Exercise >> Your task is to find every line in the records that holds the string "Free" and copy it.

(Material supplied Opens)

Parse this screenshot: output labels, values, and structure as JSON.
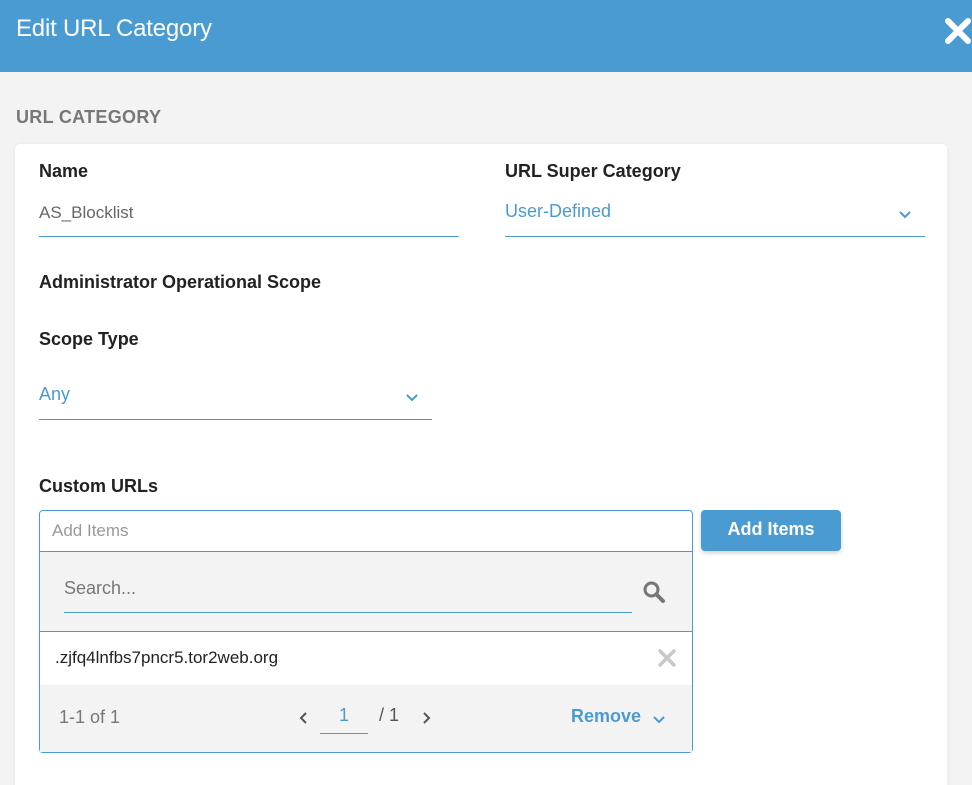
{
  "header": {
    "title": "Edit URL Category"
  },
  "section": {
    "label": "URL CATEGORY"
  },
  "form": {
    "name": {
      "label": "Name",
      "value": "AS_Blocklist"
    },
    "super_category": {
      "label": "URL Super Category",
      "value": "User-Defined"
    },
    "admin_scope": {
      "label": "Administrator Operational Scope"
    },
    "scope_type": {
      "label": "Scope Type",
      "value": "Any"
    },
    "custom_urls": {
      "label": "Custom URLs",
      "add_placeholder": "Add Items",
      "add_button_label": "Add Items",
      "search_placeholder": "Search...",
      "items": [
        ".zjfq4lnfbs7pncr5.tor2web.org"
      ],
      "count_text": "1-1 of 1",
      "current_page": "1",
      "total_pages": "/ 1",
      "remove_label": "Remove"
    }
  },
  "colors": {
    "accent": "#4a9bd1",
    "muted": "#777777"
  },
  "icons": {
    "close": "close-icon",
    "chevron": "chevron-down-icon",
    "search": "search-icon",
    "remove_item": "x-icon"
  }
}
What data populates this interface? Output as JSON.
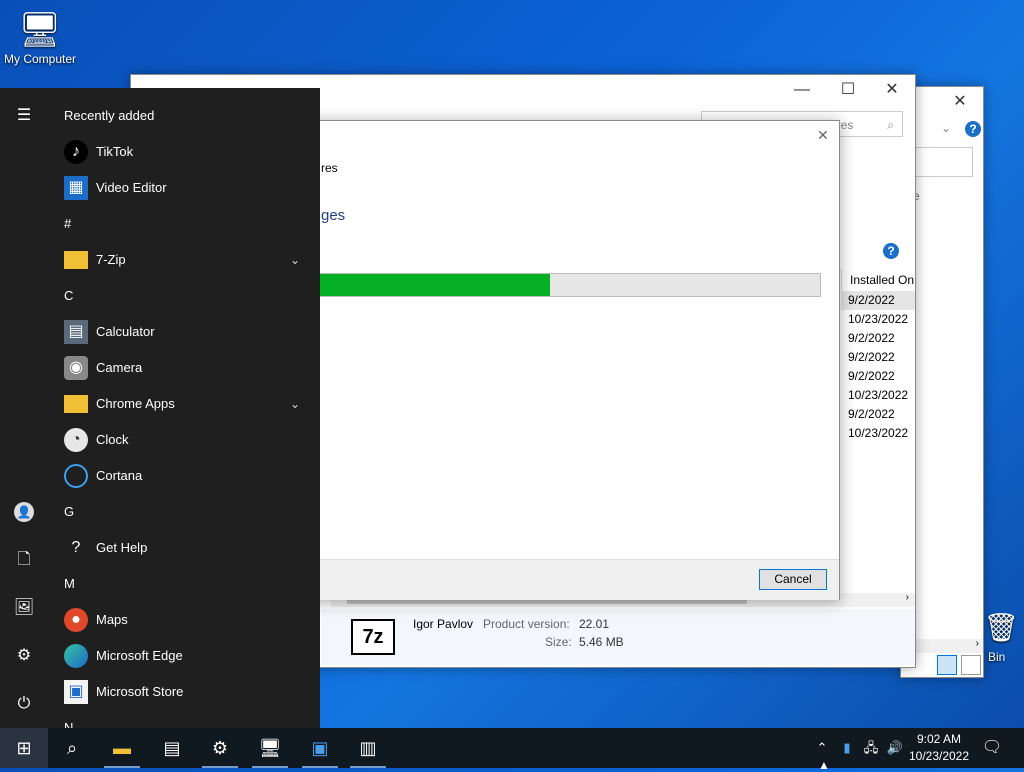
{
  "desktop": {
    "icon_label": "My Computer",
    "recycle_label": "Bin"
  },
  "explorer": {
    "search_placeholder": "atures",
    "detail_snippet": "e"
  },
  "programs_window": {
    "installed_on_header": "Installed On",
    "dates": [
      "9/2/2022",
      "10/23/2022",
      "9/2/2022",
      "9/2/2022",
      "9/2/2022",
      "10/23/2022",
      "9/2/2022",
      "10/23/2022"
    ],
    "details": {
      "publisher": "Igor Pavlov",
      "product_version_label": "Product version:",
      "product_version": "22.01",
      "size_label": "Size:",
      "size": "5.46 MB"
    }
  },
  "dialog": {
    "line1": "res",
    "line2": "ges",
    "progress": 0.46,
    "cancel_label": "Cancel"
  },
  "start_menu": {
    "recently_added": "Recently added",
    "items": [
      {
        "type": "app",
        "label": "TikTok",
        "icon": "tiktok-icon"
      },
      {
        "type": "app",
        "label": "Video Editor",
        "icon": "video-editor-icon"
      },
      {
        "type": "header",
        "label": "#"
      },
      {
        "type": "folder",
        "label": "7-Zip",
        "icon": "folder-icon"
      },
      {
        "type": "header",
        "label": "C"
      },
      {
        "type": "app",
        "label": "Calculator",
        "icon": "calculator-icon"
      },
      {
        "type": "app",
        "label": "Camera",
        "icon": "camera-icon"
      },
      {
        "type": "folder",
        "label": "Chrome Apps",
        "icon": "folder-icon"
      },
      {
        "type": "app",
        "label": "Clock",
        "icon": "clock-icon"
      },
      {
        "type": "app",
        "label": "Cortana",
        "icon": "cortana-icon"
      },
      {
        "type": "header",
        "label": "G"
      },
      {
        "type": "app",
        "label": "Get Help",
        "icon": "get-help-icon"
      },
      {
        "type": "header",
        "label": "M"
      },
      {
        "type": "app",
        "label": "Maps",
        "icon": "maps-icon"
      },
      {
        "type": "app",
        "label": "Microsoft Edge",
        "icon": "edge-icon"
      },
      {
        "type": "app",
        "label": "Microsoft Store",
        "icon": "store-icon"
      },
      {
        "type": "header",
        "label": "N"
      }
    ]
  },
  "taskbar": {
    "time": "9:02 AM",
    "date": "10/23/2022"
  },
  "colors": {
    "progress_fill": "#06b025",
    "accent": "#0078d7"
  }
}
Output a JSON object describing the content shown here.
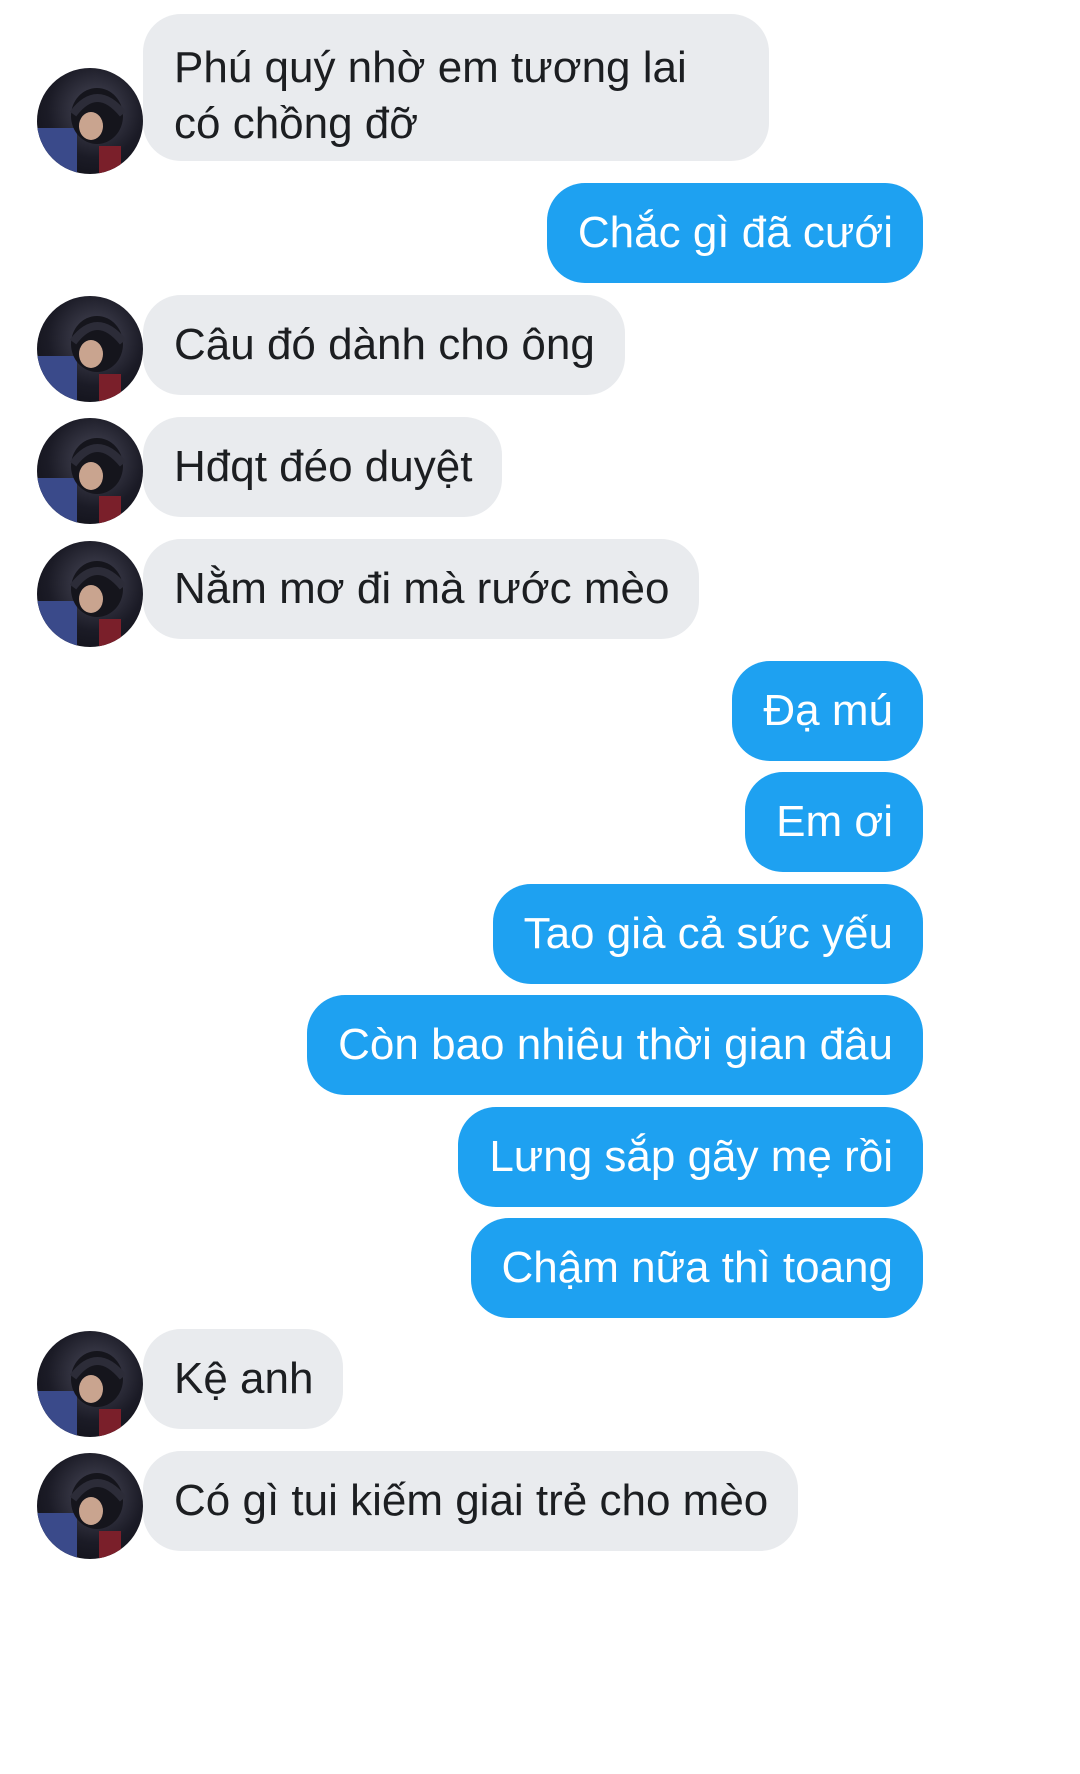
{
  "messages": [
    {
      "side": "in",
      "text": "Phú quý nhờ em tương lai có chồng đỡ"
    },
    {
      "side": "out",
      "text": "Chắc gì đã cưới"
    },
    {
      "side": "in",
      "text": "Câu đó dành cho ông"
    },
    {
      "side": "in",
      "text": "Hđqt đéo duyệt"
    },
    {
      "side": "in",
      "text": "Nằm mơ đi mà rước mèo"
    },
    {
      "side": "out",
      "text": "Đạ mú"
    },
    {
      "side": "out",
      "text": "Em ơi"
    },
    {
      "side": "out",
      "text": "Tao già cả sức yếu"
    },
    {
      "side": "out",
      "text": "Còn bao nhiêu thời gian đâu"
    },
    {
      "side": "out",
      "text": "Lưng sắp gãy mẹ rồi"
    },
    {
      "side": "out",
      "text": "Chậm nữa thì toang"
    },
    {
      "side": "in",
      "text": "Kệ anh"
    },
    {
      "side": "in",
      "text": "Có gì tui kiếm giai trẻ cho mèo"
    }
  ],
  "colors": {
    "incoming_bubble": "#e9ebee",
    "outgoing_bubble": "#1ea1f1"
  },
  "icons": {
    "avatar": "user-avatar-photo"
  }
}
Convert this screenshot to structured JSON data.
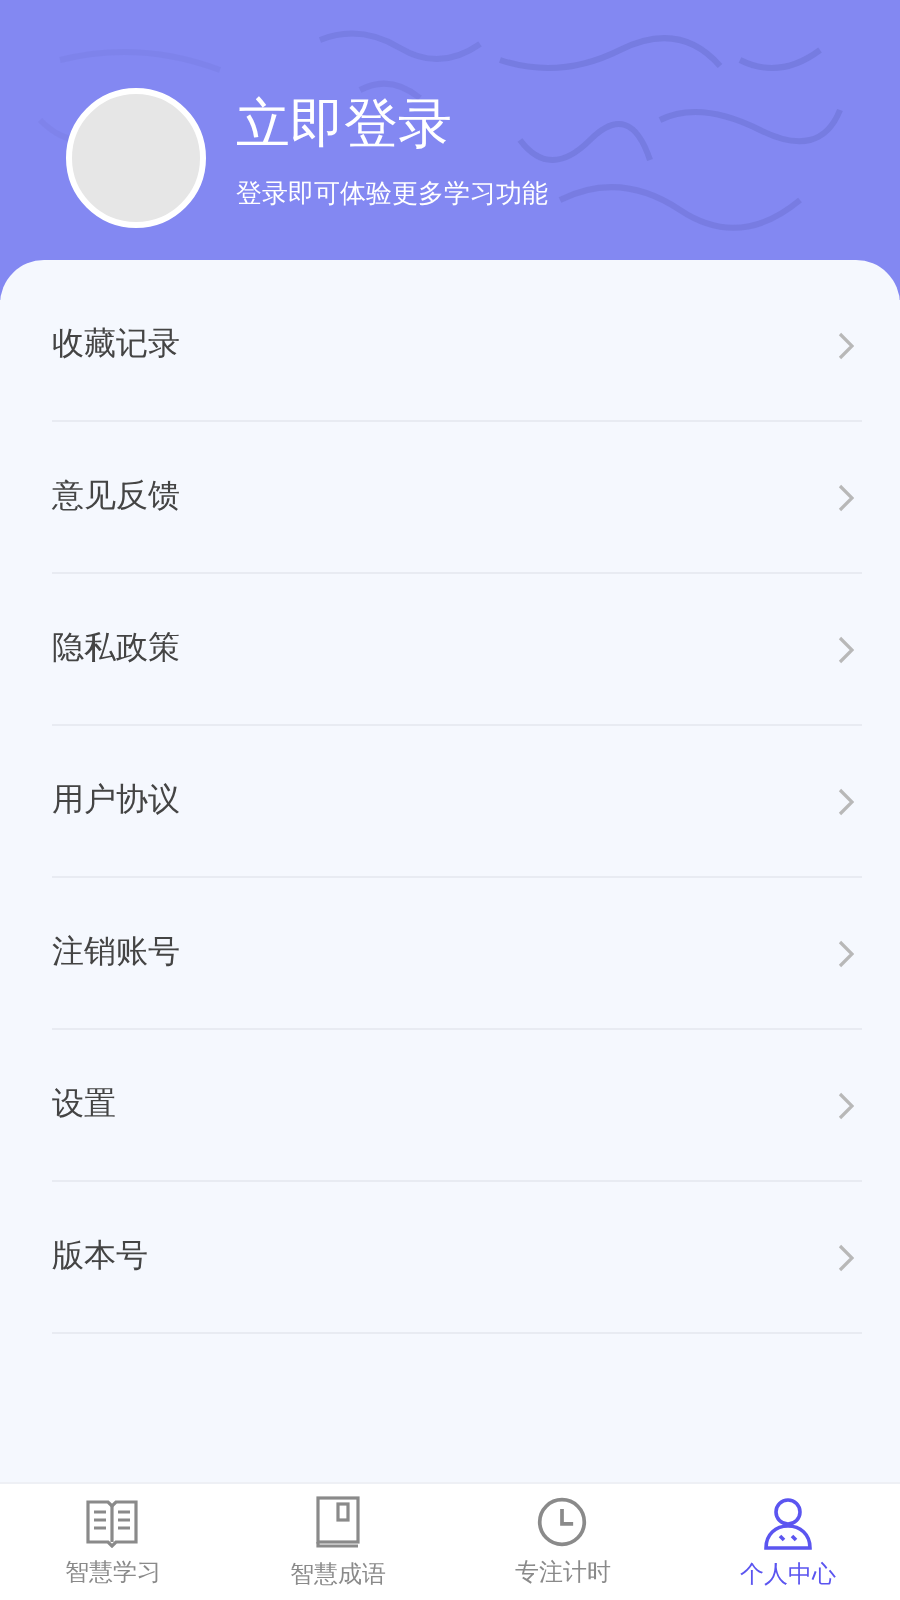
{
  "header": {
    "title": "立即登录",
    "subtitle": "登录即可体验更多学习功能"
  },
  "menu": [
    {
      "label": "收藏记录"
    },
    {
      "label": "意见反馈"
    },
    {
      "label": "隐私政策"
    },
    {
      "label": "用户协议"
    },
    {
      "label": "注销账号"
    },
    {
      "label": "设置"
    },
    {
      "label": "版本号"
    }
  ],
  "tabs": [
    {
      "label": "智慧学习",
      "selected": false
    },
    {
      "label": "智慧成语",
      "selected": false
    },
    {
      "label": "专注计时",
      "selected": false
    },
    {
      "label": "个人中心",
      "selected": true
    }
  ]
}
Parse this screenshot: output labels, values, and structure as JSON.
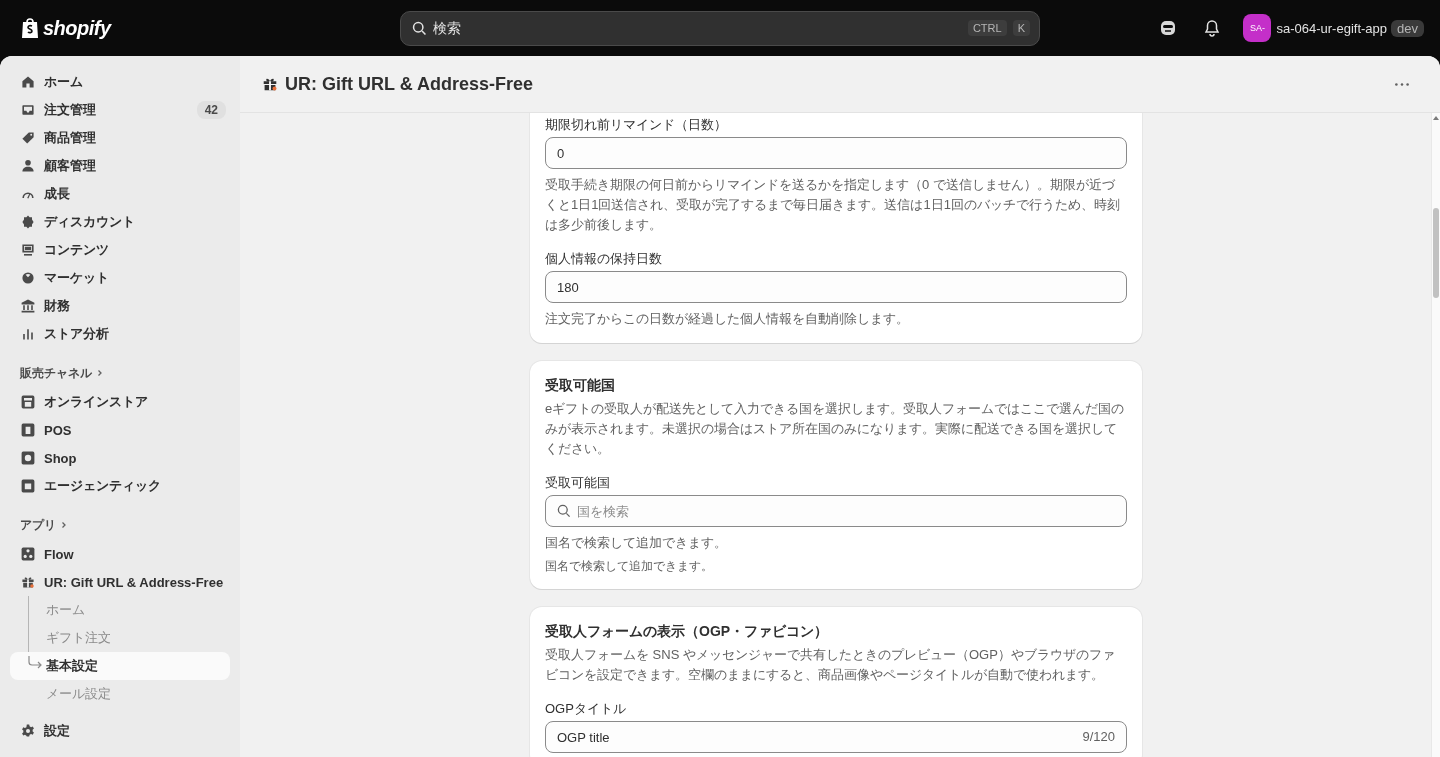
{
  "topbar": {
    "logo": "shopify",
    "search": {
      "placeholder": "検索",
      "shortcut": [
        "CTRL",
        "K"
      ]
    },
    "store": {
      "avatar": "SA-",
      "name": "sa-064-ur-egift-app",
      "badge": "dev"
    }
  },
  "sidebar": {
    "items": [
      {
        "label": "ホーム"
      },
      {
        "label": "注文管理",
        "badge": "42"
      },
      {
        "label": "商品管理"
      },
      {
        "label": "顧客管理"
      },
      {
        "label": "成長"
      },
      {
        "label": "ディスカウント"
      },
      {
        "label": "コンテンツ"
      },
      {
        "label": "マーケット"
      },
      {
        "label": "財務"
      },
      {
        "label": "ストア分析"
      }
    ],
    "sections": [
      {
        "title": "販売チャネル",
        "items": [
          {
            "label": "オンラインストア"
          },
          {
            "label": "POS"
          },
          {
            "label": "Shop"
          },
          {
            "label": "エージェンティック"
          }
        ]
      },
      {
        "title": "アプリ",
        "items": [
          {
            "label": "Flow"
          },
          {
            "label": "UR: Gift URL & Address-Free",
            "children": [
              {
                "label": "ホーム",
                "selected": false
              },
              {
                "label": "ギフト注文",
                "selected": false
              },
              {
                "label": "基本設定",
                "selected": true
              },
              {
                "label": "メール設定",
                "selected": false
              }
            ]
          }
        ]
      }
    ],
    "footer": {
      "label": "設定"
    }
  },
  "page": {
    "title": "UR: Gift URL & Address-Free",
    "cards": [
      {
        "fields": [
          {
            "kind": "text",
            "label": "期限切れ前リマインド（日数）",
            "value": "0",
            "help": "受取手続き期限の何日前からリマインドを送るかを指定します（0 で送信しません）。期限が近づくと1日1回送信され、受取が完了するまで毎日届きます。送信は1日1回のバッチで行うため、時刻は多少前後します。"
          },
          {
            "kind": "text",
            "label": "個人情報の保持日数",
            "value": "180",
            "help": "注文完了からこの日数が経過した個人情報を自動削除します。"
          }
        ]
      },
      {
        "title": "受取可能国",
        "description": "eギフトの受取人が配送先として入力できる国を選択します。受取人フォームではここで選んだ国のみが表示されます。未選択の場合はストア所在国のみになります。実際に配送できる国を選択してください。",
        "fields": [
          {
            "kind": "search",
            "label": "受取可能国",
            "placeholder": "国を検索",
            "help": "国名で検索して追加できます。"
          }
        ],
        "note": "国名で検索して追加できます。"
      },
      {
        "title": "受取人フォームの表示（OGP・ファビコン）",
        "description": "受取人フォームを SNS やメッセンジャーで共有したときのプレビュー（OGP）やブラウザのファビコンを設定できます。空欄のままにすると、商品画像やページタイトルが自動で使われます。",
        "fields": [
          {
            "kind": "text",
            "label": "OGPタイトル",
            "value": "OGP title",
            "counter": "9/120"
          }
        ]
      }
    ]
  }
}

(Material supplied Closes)

Expected answer >>
            "label": "UR: Gift URL & Address-Free",
    "title": "UR: Gift URL & Address-Free",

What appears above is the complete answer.